Then came Steve’s first significant break: joining the band then known as One, which became the backup band for A&M recording artists Sisters Love. One was famous for its clothing-optional strategy, as you can see.
In the summer of 1970, One found themselves in the main sound stage at A&M Records, rehearsing for their upcoming Las Vegas tour with the Sisters. It was a great, high energy show that filled “Nero’s Nook” in Caesar’s Palace, Las Vegas, Nevada. Stories can be told.
The road was calling. Driving a refurbished Chevy Camping Van (his “Magic Bus”), Steve wound up in New York City, where he joined a working rock band, Frankie and the Boys, a favorite bar club band working in Manhattan and Long Island.

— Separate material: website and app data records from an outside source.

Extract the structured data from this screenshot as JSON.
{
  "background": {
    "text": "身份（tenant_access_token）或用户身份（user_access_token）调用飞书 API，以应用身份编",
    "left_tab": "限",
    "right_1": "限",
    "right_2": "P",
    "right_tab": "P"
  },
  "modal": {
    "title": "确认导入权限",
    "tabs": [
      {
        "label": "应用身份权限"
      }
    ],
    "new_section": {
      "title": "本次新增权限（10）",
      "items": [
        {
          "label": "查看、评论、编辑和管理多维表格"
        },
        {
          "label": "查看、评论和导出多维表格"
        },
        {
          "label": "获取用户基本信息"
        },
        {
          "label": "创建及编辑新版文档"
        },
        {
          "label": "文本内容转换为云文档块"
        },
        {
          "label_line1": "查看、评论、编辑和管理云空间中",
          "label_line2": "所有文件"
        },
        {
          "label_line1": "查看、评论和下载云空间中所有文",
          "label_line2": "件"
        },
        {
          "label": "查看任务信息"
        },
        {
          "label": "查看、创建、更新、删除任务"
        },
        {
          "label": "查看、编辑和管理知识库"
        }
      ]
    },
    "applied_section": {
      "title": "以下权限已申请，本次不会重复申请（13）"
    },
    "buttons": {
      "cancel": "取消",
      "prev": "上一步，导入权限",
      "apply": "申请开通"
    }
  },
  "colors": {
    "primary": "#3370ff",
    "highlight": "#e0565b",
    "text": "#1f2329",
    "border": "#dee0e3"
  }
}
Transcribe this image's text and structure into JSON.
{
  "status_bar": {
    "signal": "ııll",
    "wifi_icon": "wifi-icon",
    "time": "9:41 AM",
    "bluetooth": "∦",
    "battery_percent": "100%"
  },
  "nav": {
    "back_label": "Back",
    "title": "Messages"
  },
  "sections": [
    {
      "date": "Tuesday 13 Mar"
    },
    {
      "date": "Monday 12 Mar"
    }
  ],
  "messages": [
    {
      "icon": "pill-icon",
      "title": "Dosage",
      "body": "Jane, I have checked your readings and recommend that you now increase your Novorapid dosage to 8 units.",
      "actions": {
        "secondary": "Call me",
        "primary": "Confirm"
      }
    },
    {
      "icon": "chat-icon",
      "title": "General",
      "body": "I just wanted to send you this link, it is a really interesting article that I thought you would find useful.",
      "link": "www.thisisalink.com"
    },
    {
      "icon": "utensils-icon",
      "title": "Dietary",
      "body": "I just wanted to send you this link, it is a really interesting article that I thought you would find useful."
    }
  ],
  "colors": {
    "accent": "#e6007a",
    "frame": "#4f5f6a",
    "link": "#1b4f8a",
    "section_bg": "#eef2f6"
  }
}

It wasn’t much later that the Dream of Rock Stardom was tempered by the real world. Wanting to start a family and finish his education, Steve put his music dreams on hold. But in a smooth segue, Steve grew his career as an entertainment attorney, a move that would serve him well in future musical endeavors.
Inexorably, the music bug awoke again. Steve converted his garage into a rehearsal/ recording studio, inviting local musicians for weekly jam sessions. This evolved into the band Teardrop Garage.
The popularity of the band grew through numerous performances for fundraising events and local gigs. They found themselves playing the famed Canyon Club in Agoura Hills, CA. The band opened for Big Bad Voodoo Daddy at the Thousand Oaks, Civic Arts Plaza. Gigs included the City of Moorpark’s Fireworks Extravaganza, a great gig on a great stage.
By early 2020, Teardrop Garage had recorded abundant original material, but the band’s continuation was halted by the Covid-19 virus. Steve would not, however, let the virus end his musical love affair. Then he got the call. As Steve summarizes: “I was called by Chris Clifford of The Silver to audition. The fit is excellent and I am just ecstatic to be able to play with such an accomplished group of players/vocalists/songwriters. “